Boosting the Drive Current
Before doing the actual calculations, I was pondering whether the PIC could really source and sink enough current to power all my LEDs as brightly as I want. I was musing out loud with Tom about how to build a transistor driver to buffer/boost the PIC’s output.
The driver needs to be a totem pole, meaning that it has two stacked elements so it can source the LED line up to V+ or sink it down to ground. The catch is the tristate trick that makes it possible to turn the bicolor LED off. Trying to cram a traditional complementary totem-pole output into this circuit IS WRONG AND DOESN’T WORK.
When the control line is high, the upper (PNP) transistor is off and the lower (NPN) is on, so the NPN pulls the driver output low. Likewise, a low control line pulls the driver output high.
The problem is when the control line is tristated. Then current flows through the PNP’s emitter and base to the NPN’s base and emitter, turning both transistors on and shorting V+ to ground. Real totem-pole drivers are designed to make sure this can never happen, even during transitions.
Here’s Tom’s solution, which like the tristate trick is probably a reinvention, but which is so clever that it still tickles me a day later to think about it.
Just swap the NPN and PNP transistors in the totem pole, putting the NPN on top and the PNP on the bottom. When the control line goes high, the upper (NPN) transistor is on and the lower (PNP) off, so the NPN pulls the driver output high. Likewise, a low control line pulls the driver output low.
And a tristated control line leaves both transistors off and the driver output in a high-impedance state, because the emitters aren’t connected to the power rails to conduct through the bases any more.
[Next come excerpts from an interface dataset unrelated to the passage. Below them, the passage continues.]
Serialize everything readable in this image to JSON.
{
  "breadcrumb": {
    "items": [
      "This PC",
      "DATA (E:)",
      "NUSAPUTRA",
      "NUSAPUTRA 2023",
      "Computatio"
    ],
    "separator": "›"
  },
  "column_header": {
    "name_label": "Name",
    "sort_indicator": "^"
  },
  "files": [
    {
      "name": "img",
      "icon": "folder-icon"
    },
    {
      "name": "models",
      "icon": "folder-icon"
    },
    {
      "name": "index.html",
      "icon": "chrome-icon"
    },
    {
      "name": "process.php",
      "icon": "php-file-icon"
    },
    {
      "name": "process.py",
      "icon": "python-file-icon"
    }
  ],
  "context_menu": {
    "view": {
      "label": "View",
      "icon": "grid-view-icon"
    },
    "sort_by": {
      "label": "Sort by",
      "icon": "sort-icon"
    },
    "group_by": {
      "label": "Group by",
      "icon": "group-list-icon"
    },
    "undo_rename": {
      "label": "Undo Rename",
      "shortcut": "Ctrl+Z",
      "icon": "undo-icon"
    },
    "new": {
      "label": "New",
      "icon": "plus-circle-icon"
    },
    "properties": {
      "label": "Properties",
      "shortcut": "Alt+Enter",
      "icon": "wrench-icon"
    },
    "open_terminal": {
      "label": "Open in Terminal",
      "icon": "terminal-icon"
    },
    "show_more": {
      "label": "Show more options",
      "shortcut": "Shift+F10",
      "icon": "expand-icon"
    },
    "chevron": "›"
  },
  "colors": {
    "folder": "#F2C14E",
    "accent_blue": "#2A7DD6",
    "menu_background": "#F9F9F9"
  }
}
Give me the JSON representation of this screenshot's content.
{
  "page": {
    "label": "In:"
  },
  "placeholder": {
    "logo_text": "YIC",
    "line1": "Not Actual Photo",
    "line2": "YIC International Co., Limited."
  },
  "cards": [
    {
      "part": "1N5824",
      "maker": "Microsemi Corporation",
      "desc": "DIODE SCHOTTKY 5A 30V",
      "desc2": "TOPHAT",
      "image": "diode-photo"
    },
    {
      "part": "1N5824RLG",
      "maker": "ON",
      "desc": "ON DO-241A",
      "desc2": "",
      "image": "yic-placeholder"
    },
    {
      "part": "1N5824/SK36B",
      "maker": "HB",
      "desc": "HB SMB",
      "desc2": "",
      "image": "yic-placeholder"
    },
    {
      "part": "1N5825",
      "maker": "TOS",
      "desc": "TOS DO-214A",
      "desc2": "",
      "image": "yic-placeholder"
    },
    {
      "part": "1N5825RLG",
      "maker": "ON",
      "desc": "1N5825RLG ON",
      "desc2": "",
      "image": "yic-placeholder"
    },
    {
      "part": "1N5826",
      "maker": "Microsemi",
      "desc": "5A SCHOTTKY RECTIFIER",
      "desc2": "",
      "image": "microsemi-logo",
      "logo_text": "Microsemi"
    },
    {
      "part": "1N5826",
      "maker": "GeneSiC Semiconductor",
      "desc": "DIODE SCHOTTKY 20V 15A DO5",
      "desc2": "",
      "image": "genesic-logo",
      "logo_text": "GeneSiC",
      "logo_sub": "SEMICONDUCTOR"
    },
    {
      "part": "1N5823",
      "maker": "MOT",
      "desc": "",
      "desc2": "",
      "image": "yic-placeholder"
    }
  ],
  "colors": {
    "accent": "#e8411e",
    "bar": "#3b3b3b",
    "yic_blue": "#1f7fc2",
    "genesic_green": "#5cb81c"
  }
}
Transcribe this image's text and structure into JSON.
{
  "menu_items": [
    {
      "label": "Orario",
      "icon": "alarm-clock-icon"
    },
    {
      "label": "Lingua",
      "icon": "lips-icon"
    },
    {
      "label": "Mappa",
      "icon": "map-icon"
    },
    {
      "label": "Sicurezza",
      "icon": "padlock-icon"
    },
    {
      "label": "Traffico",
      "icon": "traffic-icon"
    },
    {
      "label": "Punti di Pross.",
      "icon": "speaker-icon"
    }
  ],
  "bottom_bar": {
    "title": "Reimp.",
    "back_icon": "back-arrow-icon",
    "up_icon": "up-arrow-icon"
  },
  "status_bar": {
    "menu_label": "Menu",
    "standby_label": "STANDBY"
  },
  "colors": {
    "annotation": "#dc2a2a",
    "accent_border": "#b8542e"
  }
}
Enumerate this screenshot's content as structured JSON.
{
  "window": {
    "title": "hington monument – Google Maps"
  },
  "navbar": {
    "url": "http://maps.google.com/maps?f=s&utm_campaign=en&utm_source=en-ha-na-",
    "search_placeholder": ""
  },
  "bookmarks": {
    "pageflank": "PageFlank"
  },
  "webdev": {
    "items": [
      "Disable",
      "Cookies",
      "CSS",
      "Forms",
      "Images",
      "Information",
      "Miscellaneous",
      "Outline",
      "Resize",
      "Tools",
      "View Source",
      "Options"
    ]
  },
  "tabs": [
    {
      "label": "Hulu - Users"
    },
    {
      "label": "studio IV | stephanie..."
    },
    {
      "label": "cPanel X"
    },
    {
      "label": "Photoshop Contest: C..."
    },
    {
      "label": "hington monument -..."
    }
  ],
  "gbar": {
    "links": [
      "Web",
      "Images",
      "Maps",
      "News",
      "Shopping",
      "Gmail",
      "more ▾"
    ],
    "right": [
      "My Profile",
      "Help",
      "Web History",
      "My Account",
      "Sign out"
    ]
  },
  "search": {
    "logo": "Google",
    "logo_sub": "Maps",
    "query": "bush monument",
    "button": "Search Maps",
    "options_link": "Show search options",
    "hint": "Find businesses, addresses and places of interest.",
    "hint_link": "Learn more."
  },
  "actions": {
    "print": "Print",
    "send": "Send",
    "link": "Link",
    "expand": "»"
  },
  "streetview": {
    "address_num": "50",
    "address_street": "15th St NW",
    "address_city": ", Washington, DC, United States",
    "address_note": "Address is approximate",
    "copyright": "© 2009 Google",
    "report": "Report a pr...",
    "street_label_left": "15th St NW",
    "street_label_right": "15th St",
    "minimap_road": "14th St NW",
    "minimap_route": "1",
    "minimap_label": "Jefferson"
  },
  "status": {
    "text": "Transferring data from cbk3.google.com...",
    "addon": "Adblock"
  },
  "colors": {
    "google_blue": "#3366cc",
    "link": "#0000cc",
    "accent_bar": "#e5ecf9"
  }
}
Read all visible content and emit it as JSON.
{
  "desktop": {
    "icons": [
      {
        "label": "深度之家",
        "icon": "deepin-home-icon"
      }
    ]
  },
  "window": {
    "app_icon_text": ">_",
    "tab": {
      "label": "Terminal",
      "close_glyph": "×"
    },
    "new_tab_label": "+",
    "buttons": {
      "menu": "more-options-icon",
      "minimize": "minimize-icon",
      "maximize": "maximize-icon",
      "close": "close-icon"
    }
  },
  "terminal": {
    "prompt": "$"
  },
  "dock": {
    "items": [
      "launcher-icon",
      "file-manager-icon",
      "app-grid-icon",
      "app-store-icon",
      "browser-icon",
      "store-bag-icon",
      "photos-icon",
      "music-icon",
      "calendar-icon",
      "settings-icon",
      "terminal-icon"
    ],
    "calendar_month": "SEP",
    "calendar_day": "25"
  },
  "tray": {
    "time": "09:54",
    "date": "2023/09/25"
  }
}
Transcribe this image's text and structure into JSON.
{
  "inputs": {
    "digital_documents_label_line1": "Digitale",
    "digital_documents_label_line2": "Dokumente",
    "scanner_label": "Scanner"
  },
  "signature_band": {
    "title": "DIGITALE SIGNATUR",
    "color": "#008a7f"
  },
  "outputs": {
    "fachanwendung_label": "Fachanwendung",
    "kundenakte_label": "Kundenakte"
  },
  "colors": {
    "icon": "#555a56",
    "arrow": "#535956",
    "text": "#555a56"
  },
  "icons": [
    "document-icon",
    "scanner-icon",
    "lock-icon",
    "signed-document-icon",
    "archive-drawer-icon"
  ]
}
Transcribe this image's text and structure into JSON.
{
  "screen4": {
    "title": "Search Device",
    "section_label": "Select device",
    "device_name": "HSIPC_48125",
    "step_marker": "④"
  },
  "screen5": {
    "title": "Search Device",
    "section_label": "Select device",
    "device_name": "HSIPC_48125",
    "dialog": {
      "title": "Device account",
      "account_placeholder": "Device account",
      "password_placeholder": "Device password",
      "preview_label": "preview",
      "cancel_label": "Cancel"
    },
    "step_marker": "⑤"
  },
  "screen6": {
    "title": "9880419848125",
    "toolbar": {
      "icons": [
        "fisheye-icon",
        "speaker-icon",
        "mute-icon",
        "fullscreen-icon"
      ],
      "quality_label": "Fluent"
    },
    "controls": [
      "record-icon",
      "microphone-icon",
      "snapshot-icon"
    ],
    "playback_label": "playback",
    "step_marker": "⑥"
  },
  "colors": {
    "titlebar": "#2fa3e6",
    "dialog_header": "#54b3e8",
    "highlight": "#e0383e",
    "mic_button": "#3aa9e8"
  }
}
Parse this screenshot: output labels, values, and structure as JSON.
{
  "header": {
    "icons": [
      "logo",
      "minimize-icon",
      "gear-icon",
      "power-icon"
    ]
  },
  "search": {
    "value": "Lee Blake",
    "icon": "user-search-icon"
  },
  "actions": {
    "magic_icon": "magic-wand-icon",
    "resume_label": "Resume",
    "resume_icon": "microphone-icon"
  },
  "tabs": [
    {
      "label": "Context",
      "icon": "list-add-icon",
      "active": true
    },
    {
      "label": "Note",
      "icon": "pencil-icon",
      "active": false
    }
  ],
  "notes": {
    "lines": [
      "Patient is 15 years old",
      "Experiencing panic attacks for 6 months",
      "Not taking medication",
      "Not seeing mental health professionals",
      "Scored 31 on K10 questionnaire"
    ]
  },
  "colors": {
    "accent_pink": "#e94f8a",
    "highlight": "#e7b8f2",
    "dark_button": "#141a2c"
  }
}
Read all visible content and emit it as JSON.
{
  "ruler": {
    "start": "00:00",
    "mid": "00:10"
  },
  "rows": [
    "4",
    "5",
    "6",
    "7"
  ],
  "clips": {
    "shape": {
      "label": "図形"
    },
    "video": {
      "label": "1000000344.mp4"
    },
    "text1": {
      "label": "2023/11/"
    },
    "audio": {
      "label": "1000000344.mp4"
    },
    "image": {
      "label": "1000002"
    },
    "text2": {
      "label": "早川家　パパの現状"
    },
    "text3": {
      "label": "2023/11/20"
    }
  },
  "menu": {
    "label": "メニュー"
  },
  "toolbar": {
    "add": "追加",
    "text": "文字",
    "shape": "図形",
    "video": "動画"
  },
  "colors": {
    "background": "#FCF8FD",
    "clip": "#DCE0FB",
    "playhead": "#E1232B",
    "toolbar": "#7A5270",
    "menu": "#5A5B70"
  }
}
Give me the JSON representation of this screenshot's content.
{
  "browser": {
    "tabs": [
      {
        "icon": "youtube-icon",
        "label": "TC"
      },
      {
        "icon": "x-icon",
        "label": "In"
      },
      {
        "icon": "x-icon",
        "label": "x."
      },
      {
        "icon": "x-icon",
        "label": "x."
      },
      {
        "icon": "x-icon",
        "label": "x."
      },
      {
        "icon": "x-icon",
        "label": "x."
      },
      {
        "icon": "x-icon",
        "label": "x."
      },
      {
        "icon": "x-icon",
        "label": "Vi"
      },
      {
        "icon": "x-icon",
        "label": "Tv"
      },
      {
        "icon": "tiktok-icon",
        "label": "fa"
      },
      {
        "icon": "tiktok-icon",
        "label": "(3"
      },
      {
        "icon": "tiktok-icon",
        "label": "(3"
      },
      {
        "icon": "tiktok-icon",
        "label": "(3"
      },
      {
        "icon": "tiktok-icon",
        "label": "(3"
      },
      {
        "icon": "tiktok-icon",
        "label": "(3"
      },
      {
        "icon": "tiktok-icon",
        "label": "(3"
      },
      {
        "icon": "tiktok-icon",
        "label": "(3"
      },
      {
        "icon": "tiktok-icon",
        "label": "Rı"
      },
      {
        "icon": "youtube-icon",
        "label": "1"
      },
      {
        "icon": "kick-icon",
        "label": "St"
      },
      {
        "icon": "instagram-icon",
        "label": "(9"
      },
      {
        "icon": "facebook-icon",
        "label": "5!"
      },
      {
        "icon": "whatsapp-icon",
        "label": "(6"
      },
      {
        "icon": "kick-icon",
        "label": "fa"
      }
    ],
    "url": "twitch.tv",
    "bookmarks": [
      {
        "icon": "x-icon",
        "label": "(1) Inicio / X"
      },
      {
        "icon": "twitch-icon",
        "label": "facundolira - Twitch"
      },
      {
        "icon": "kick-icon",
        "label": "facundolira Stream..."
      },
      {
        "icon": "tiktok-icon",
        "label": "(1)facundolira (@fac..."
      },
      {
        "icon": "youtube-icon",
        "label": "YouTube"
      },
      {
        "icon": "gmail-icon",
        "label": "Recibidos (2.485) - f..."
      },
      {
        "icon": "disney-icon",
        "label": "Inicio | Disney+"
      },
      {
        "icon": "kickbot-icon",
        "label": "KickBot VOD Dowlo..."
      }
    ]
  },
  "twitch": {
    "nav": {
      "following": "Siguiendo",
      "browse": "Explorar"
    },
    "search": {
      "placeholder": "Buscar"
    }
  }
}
Brilliant! Makes me want to use it, even though I realize with high-efficiency LEDs I no longer have any technical reason to. But I’ll keep it in my bag of tricks.